Auctions-as-a-service allows countries to award national funding to additional projects using the EHB structure, removing the need for separate auction mechanisms at a state level, saving in costs, and simplifying hydrogen-related subsidies across the bloc.
Auction-as-a-Service (AaaS) Process
(Click to enlarge)
Source: European Commission
For the new hydrogen market to flourish, it is crucial that market fragmentation through different national support schemes and their resulting price signals are avoided, the European Commission says, adding that project developers would also benefit from a single set of rules for subsidies.
The EC’s drive to create a harmonized market, both through the adoption of the ‘Three Pillars’ that help define clean hydrogen, and through subsidy efforts such as the EHB and the AaaS process, have been well received.
“The industry needs clear rules, global standardisation, and effective market making mechanisms and support schemes. The rules that have been finalised over the last couple of years are clear, even if they are not exactly how we would have wanted them to look. This is a success,” says Daniel Fraile, chief policy officer of Hydrogen Europe.
“Market making mechanisms are forming – H2Global in Germany, Denmark’s hugely successful domestic auctions, and now the European Hydrogen Bank. These are hugely positive steps, and more countries are following suit.”
From home and abroad
The European Union strategy is aiming for 10 million tons (MT) of clean hydrogen produced domestically and 10 MT imported by 2030, though these goals are already considered to be overly ambitious by many.
“We think it's quite unlikely that we will get anywhere near those numbers, not least internally, because we simply don't have the space for the renewable energy,” says CEO of the Green Hydrogen Organisation Jonas Moberg.
“It takes time to get permits, and renewable energy in Europe is going to be bringing premium with it, because we need to decarbonize our grid, and a lot of other things.”
Von der Leyen, during the same speech, announced hydrogen partnerships with Egypt, Kenya, Nambia, as well as EU support for a 10 GW production facility in the Brazilian state of Piaui as part of a two-billion-euro investment in the hydrogen value chain in Brazil.
The facility will ship clean hydrogen and ammonia to the island of Krk in Croatia where it will serve industrial offtakers in South-East Europe.

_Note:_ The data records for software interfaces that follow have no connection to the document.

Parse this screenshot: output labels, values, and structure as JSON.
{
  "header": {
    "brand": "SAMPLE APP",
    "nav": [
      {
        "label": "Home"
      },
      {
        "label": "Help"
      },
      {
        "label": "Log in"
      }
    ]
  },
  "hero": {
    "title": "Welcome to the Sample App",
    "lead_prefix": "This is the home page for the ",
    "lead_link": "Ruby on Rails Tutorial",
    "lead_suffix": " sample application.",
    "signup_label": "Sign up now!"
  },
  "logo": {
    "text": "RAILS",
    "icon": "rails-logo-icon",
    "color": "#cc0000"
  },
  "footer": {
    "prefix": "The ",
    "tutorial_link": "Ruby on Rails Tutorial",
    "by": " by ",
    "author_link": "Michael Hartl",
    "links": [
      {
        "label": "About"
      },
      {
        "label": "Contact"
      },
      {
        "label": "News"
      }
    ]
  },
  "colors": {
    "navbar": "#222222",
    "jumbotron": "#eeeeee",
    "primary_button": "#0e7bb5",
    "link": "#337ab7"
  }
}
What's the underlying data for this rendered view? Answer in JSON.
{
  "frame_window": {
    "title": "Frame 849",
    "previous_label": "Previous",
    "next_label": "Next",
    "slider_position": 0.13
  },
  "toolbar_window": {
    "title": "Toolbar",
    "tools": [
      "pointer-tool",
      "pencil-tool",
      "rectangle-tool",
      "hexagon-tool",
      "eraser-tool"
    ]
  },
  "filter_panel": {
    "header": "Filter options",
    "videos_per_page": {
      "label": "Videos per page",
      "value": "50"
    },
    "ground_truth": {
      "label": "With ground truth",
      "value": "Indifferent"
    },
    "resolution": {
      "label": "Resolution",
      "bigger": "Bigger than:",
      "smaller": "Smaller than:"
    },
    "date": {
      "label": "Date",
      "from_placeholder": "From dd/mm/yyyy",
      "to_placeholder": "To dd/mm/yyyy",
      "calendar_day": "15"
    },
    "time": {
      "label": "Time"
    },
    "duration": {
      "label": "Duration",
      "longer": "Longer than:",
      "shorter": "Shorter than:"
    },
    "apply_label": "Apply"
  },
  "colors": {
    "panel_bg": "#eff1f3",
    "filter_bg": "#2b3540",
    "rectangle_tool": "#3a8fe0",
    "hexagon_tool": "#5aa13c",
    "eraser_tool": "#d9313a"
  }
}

In Europe, meanwhile, creating demand is a key part of constructing the new clean hydrogen economy.
Demand will initially come from fertilizer and chemical companies that are already using the hydrogen produced from fossil fuels.
In October, the European Council adopted the Renewables Energy Directive which, among other things, states that 42% of hydrogen used by industry should come from renewable fuels of non-biological origin (RFNBOs) by 2030, and 60% by 2035.
EU initiatives such as FuelsEU Maritime and FuelsEU Aviation have forced airlines and shipping companies to examine their own consumption and turn toward hydrogen and its derivatives as an alternative.
“Continued pressure on the (maritime and air transport sectors) to decarbonise (through incentives, targets, and penalties) will motivate stakeholders to seek cleaner options for their fleets,” says Hydrogen Europe’s Fraile.
The final piece of the puzzle for the European hydrogen sector is removing red tape for permits and siting, something Russia's invasion of Ukraine has helped fast track.
“There are issues to be ironed out and that is a symptom of policymakers in Brussels trying to balance the interests of 27 different member states, some of whom will benefit massively from this,” says Jonathan Roberts, Senior Associate at law firm Vinson & Elkins covering energy transactions and projects.
“Spain, Germany, Denmark … anyone around the North Sea or the Mediterranean basin with access to huge amounts of renewable energy, good storage facilities, and suitable industries along the coastline are likely to be the big winners.”
By Paul Day